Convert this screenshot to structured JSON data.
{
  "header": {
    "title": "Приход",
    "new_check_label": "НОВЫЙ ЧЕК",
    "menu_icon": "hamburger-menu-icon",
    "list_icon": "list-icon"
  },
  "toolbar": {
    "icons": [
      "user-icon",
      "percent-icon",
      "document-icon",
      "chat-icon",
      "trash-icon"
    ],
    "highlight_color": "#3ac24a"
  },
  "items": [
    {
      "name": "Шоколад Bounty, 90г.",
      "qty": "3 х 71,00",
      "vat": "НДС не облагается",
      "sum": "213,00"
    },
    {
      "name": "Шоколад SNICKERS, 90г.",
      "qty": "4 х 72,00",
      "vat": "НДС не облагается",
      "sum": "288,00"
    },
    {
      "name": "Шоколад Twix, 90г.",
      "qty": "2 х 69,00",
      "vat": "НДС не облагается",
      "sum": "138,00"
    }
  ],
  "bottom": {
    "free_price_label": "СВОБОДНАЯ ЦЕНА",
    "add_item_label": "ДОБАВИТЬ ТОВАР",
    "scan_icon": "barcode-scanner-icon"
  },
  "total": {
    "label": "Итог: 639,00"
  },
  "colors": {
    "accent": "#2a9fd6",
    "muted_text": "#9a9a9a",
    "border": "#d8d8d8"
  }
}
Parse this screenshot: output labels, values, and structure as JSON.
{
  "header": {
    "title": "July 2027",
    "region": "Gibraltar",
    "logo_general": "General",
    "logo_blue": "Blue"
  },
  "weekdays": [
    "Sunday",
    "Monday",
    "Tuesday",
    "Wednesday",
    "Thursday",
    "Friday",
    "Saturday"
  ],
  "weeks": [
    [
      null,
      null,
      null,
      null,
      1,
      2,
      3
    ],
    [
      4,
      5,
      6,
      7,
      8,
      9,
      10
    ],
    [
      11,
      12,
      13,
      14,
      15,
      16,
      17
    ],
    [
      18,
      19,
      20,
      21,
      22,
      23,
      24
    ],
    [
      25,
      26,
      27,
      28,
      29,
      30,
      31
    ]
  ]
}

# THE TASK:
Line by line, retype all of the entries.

# EXERCISE OUTPUT:
Convert this screenshot to structured JSON data.
{
  "header": {
    "title": "Приход",
    "new_check_label": "НОВЫЙ ЧЕК",
    "menu_icon": "hamburger-menu-icon",
    "list_icon": "list-icon"
  },
  "toolbar": {
    "icons": [
      "user-icon",
      "percent-icon",
      "document-icon",
      "chat-icon",
      "trash-icon"
    ],
    "highlight_color": "#3ac24a"
  },
  "items": [
    {
      "name": "Шоколад Bounty, 90г.",
      "qty": "3 х 71,00",
      "vat": "НДС не облагается",
      "sum": "213,00"
    },
    {
      "name": "Шоколад SNICKERS, 90г.",
      "qty": "4 х 72,00",
      "vat": "НДС не облагается",
      "sum": "288,00"
    },
    {
      "name": "Шоколад Twix, 90г.",
      "qty": "2 х 69,00",
      "vat": "НДС не облагается",
      "sum": "138,00"
    }
  ],
  "bottom": {
    "free_price_label": "СВОБОДНАЯ ЦЕНА",
    "add_item_label": "ДОБАВИТЬ ТОВАР",
    "scan_icon": "barcode-scanner-icon"
  },
  "total": {
    "label": "Итог: 639,00"
  },
  "colors": {
    "accent": "#2a9fd6",
    "muted_text": "#9a9a9a",
    "border": "#d8d8d8"
  }
}
Parse this screenshot: output labels, values, and structure as JSON.
{
  "header": {
    "title": "July 2027",
    "region": "Gibraltar",
    "logo_general": "General",
    "logo_blue": "Blue"
  },
  "weekdays": [
    "Sunday",
    "Monday",
    "Tuesday",
    "Wednesday",
    "Thursday",
    "Friday",
    "Saturday"
  ],
  "weeks": [
    [
      null,
      null,
      null,
      null,
      1,
      2,
      3
    ],
    [
      4,
      5,
      6,
      7,
      8,
      9,
      10
    ],
    [
      11,
      12,
      13,
      14,
      15,
      16,
      17
    ],
    [
      18,
      19,
      20,
      21,
      22,
      23,
      24
    ],
    [
      25,
      26,
      27,
      28,
      29,
      30,
      31
    ]
  ]
}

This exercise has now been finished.